Not really art (forms), but I think I identify myself most with times in history where ideology, design, architecture and art come together, like Bauhaus for example.
- What memorable responses have you had to your work?
That’s a good question. It is most satisfying to have my work in the collectors’ homes and fit their style and their personal objects.
- You studied fashion, how did you move to art?
My background is in fashion design, but I never saw fashion as clothes but more as artworks or sculptures. Later, when I studied design history and theory I knew I wanted to create again. Because of my love for furniture and interiors I started to make illustrations and artworks that ‘fit the home’.
- How do you think your childhood influenced your design thinking?
Immensely. I was always extremely interested in how things looked, more than the children around me. At quite a young age, I noticed that the appearance of objects had a deeper meaning to me. As a child I created my own clothes and I was always redesigning my room. My parents as well as my aunt and uncle had interiors that were totally different from that of my friends, which made me more open to various styles and designs.
- Name something you love, and why?
Nature - it gives me so much inspiration in terms of form, function and structure.
- What is your process when conceiving a new piece?
I keep postponing and postponing, which I think is recognizable for so many. I keep thinking and looking for ideas on what I want to make. When I start to get nervous that’s when I start working. Sometimes it can be done in 2 hours, but it often takes multiple weeks as I keep changing and developing the pieces continuously.
- What are some current or upcoming projects?
From November until February I have my first small exhibition in The Hoxton Hotel in Amsterdam with art-works/illustrations. I want to expand this and create more works as well as objects. And I really want to go into the practice of interior designing. And hopefully in the future, I have my own furniture as well.
- What would you say is the philosophy behind your work?

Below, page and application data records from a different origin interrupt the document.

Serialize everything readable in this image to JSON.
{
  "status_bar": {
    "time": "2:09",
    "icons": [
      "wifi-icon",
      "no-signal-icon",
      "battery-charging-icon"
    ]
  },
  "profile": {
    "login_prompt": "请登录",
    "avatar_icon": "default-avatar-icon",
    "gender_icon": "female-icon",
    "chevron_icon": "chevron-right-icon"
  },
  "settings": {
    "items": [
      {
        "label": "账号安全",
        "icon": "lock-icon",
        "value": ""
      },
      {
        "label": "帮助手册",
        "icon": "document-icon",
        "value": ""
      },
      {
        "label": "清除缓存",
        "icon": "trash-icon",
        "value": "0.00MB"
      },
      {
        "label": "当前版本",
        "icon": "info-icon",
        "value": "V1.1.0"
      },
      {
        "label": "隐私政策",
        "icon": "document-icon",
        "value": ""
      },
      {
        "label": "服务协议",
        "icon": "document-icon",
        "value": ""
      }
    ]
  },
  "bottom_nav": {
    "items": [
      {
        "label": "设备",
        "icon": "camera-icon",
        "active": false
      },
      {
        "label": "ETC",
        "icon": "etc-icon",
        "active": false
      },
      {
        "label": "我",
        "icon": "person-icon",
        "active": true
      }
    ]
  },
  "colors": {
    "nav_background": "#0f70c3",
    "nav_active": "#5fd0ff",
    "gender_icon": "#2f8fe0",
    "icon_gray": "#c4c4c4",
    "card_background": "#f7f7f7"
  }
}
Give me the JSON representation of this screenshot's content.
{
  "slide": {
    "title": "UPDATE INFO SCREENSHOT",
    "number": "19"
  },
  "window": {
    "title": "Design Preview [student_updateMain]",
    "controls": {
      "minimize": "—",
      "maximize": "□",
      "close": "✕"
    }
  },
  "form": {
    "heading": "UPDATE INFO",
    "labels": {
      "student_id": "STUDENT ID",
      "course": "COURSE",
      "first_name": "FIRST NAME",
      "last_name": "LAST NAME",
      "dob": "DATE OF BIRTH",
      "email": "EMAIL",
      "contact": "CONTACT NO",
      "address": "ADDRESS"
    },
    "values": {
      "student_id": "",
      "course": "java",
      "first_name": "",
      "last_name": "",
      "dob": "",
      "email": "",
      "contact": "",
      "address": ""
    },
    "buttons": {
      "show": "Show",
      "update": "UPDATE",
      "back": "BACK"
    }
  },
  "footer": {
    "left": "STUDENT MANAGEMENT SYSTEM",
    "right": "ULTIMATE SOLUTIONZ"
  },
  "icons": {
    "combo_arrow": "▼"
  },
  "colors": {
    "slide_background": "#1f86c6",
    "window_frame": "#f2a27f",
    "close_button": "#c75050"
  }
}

I consider the home as the most authentic, relaxed and personal place where people surround themselves with meaningful objects. I see my work more as part of the home, so not necessarily to be exhibited in a gallery or museum. It relates to an interior and therefore it has a connection to a personal space, people’s own style/taste and furniture. This contributes in telling a personal story of the people living there.